=== Supplied records ===
━━━
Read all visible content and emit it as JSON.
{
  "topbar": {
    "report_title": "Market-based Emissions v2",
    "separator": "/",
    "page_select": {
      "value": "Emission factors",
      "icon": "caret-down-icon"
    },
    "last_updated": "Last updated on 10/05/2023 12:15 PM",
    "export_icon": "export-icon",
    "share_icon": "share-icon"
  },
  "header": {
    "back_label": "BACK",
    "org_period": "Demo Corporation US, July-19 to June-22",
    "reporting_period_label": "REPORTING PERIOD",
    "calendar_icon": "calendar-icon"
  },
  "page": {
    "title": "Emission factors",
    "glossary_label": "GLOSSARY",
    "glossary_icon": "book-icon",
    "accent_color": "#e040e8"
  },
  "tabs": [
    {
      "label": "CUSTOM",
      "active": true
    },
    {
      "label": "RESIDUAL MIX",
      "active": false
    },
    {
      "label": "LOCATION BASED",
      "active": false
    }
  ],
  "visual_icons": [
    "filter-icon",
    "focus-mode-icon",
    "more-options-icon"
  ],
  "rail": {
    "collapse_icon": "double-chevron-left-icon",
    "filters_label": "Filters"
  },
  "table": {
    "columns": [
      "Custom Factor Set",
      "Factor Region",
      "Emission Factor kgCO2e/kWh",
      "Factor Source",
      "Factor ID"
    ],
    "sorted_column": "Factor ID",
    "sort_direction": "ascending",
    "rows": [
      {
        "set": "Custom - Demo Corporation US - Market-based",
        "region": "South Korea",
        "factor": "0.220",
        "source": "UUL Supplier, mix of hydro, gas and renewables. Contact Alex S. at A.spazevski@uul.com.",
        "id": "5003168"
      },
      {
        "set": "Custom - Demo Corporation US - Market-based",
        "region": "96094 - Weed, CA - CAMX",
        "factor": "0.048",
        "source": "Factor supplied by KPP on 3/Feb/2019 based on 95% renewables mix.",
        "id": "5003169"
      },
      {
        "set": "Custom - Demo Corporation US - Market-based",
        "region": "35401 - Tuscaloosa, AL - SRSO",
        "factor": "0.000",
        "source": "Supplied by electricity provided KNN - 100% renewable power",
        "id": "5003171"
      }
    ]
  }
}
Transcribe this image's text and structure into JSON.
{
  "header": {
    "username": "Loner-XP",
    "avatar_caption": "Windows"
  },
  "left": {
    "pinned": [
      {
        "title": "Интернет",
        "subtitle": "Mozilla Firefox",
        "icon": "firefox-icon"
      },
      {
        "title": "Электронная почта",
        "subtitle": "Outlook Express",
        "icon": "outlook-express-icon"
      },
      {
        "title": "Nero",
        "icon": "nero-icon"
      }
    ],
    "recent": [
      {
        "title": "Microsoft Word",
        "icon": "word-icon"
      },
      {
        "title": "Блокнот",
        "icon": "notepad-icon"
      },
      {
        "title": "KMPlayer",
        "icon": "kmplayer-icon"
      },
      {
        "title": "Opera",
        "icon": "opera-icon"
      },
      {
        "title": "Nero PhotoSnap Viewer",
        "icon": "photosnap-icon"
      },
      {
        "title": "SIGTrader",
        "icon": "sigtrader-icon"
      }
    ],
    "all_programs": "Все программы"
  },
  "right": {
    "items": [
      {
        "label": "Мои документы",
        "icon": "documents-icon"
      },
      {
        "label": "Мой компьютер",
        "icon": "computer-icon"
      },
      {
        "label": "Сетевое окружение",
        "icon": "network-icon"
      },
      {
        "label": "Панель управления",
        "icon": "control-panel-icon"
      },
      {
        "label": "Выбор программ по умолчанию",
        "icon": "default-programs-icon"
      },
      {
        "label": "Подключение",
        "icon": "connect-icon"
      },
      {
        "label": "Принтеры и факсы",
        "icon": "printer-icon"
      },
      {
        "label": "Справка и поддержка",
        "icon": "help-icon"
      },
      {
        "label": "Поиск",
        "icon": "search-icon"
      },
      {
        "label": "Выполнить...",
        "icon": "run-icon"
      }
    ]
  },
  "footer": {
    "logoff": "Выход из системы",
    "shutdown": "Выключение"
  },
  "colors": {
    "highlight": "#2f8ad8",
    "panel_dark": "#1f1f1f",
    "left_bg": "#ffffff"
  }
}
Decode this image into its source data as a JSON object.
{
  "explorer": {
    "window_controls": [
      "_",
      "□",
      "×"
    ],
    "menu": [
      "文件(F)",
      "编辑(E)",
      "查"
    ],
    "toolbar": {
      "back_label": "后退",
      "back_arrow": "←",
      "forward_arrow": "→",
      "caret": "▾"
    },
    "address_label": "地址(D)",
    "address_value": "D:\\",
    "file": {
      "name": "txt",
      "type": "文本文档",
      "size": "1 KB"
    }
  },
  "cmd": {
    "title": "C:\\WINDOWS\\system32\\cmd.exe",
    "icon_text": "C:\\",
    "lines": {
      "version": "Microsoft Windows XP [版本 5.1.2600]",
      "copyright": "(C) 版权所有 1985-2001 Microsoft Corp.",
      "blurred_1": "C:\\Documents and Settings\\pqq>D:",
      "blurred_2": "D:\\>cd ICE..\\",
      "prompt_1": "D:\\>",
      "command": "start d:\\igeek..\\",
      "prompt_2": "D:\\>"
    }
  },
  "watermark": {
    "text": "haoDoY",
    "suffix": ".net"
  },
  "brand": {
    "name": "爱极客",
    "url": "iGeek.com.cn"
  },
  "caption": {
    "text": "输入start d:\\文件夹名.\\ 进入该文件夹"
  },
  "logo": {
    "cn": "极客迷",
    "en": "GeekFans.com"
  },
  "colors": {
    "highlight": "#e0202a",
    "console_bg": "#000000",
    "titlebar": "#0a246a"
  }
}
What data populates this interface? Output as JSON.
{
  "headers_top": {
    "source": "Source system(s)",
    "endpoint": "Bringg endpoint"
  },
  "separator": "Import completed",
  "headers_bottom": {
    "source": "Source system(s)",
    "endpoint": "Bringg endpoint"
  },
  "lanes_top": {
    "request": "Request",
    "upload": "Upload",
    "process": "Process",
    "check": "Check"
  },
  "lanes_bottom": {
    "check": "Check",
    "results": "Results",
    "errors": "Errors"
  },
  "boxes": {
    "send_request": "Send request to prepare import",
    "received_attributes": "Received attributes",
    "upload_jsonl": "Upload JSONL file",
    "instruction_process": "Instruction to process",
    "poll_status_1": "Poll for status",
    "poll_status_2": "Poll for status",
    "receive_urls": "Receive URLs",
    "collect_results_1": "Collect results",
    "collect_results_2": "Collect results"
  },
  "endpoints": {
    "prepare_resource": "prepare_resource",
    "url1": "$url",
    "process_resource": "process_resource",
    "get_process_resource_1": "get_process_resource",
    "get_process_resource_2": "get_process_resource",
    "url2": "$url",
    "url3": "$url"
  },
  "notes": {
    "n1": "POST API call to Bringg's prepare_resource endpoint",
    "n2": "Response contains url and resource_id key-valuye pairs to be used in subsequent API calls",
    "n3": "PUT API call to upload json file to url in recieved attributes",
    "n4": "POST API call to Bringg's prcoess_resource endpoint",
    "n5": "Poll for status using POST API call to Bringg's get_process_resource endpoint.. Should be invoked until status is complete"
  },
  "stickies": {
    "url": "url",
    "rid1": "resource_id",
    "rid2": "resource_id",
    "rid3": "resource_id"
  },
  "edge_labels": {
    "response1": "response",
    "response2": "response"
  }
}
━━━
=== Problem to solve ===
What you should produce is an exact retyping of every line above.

=== Task output ===
Read all visible content and emit it as JSON.
{
  "topbar": {
    "report_title": "Market-based Emissions v2",
    "separator": "/",
    "page_select": {
      "value": "Emission factors",
      "icon": "caret-down-icon"
    },
    "last_updated": "Last updated on 10/05/2023 12:15 PM",
    "export_icon": "export-icon",
    "share_icon": "share-icon"
  },
  "header": {
    "back_label": "BACK",
    "org_period": "Demo Corporation US, July-19 to June-22",
    "reporting_period_label": "REPORTING PERIOD",
    "calendar_icon": "calendar-icon"
  },
  "page": {
    "title": "Emission factors",
    "glossary_label": "GLOSSARY",
    "glossary_icon": "book-icon",
    "accent_color": "#e040e8"
  },
  "tabs": [
    {
      "label": "CUSTOM",
      "active": true
    },
    {
      "label": "RESIDUAL MIX",
      "active": false
    },
    {
      "label": "LOCATION BASED",
      "active": false
    }
  ],
  "visual_icons": [
    "filter-icon",
    "focus-mode-icon",
    "more-options-icon"
  ],
  "rail": {
    "collapse_icon": "double-chevron-left-icon",
    "filters_label": "Filters"
  },
  "table": {
    "columns": [
      "Custom Factor Set",
      "Factor Region",
      "Emission Factor kgCO2e/kWh",
      "Factor Source",
      "Factor ID"
    ],
    "sorted_column": "Factor ID",
    "sort_direction": "ascending",
    "rows": [
      {
        "set": "Custom - Demo Corporation US - Market-based",
        "region": "South Korea",
        "factor": "0.220",
        "source": "UUL Supplier, mix of hydro, gas and renewables. Contact Alex S. at A.spazevski@uul.com.",
        "id": "5003168"
      },
      {
        "set": "Custom - Demo Corporation US - Market-based",
        "region": "96094 - Weed, CA - CAMX",
        "factor": "0.048",
        "source": "Factor supplied by KPP on 3/Feb/2019 based on 95% renewables mix.",
        "id": "5003169"
      },
      {
        "set": "Custom - Demo Corporation US - Market-based",
        "region": "35401 - Tuscaloosa, AL - SRSO",
        "factor": "0.000",
        "source": "Supplied by electricity provided KNN - 100% renewable power",
        "id": "5003171"
      }
    ]
  }
}
Transcribe this image's text and structure into JSON.
{
  "header": {
    "username": "Loner-XP",
    "avatar_caption": "Windows"
  },
  "left": {
    "pinned": [
      {
        "title": "Интернет",
        "subtitle": "Mozilla Firefox",
        "icon": "firefox-icon"
      },
      {
        "title": "Электронная почта",
        "subtitle": "Outlook Express",
        "icon": "outlook-express-icon"
      },
      {
        "title": "Nero",
        "icon": "nero-icon"
      }
    ],
    "recent": [
      {
        "title": "Microsoft Word",
        "icon": "word-icon"
      },
      {
        "title": "Блокнот",
        "icon": "notepad-icon"
      },
      {
        "title": "KMPlayer",
        "icon": "kmplayer-icon"
      },
      {
        "title": "Opera",
        "icon": "opera-icon"
      },
      {
        "title": "Nero PhotoSnap Viewer",
        "icon": "photosnap-icon"
      },
      {
        "title": "SIGTrader",
        "icon": "sigtrader-icon"
      }
    ],
    "all_programs": "Все программы"
  },
  "right": {
    "items": [
      {
        "label": "Мои документы",
        "icon": "documents-icon"
      },
      {
        "label": "Мой компьютер",
        "icon": "computer-icon"
      },
      {
        "label": "Сетевое окружение",
        "icon": "network-icon"
      },
      {
        "label": "Панель управления",
        "icon": "control-panel-icon"
      },
      {
        "label": "Выбор программ по умолчанию",
        "icon": "default-programs-icon"
      },
      {
        "label": "Подключение",
        "icon": "connect-icon"
      },
      {
        "label": "Принтеры и факсы",
        "icon": "printer-icon"
      },
      {
        "label": "Справка и поддержка",
        "icon": "help-icon"
      },
      {
        "label": "Поиск",
        "icon": "search-icon"
      },
      {
        "label": "Выполнить...",
        "icon": "run-icon"
      }
    ]
  },
  "footer": {
    "logoff": "Выход из системы",
    "shutdown": "Выключение"
  },
  "colors": {
    "highlight": "#2f8ad8",
    "panel_dark": "#1f1f1f",
    "left_bg": "#ffffff"
  }
}
Decode this image into its source data as a JSON object.
{
  "explorer": {
    "window_controls": [
      "_",
      "□",
      "×"
    ],
    "menu": [
      "文件(F)",
      "编辑(E)",
      "查"
    ],
    "toolbar": {
      "back_label": "后退",
      "back_arrow": "←",
      "forward_arrow": "→",
      "caret": "▾"
    },
    "address_label": "地址(D)",
    "address_value": "D:\\",
    "file": {
      "name": "txt",
      "type": "文本文档",
      "size": "1 KB"
    }
  },
  "cmd": {
    "title": "C:\\WINDOWS\\system32\\cmd.exe",
    "icon_text": "C:\\",
    "lines": {
      "version": "Microsoft Windows XP [版本 5.1.2600]",
      "copyright": "(C) 版权所有 1985-2001 Microsoft Corp.",
      "blurred_1": "C:\\Documents and Settings\\pqq>D:",
      "blurred_2": "D:\\>cd ICE..\\",
      "prompt_1": "D:\\>",
      "command": "start d:\\igeek..\\",
      "prompt_2": "D:\\>"
    }
  },
  "watermark": {
    "text": "haoDoY",
    "suffix": ".net"
  },
  "brand": {
    "name": "爱极客",
    "url": "iGeek.com.cn"
  },
  "caption": {
    "text": "输入start d:\\文件夹名.\\ 进入该文件夹"
  },
  "logo": {
    "cn": "极客迷",
    "en": "GeekFans.com"
  },
  "colors": {
    "highlight": "#e0202a",
    "console_bg": "#000000",
    "titlebar": "#0a246a"
  }
}
What data populates this interface? Output as JSON.
{
  "headers_top": {
    "source": "Source system(s)",
    "endpoint": "Bringg endpoint"
  },
  "separator": "Import completed",
  "headers_bottom": {
    "source": "Source system(s)",
    "endpoint": "Bringg endpoint"
  },
  "lanes_top": {
    "request": "Request",
    "upload": "Upload",
    "process": "Process",
    "check": "Check"
  },
  "lanes_bottom": {
    "check": "Check",
    "results": "Results",
    "errors": "Errors"
  },
  "boxes": {
    "send_request": "Send request to prepare import",
    "received_attributes": "Received attributes",
    "upload_jsonl": "Upload JSONL file",
    "instruction_process": "Instruction to process",
    "poll_status_1": "Poll for status",
    "poll_status_2": "Poll for status",
    "receive_urls": "Receive URLs",
    "collect_results_1": "Collect results",
    "collect_results_2": "Collect results"
  },
  "endpoints": {
    "prepare_resource": "prepare_resource",
    "url1": "$url",
    "process_resource": "process_resource",
    "get_process_resource_1": "get_process_resource",
    "get_process_resource_2": "get_process_resource",
    "url2": "$url",
    "url3": "$url"
  },
  "notes": {
    "n1": "POST API call to Bringg's prepare_resource endpoint",
    "n2": "Response contains url and resource_id key-valuye pairs to be used in subsequent API calls",
    "n3": "PUT API call to upload json file to url in recieved attributes",
    "n4": "POST API call to Bringg's prcoess_resource endpoint",
    "n5": "Poll for status using POST API call to Bringg's get_process_resource endpoint.. Should be invoked until status is complete"
  },
  "stickies": {
    "url": "url",
    "rid1": "resource_id",
    "rid2": "resource_id",
    "rid3": "resource_id"
  },
  "edge_labels": {
    "response1": "response",
    "response2": "response"
  }
}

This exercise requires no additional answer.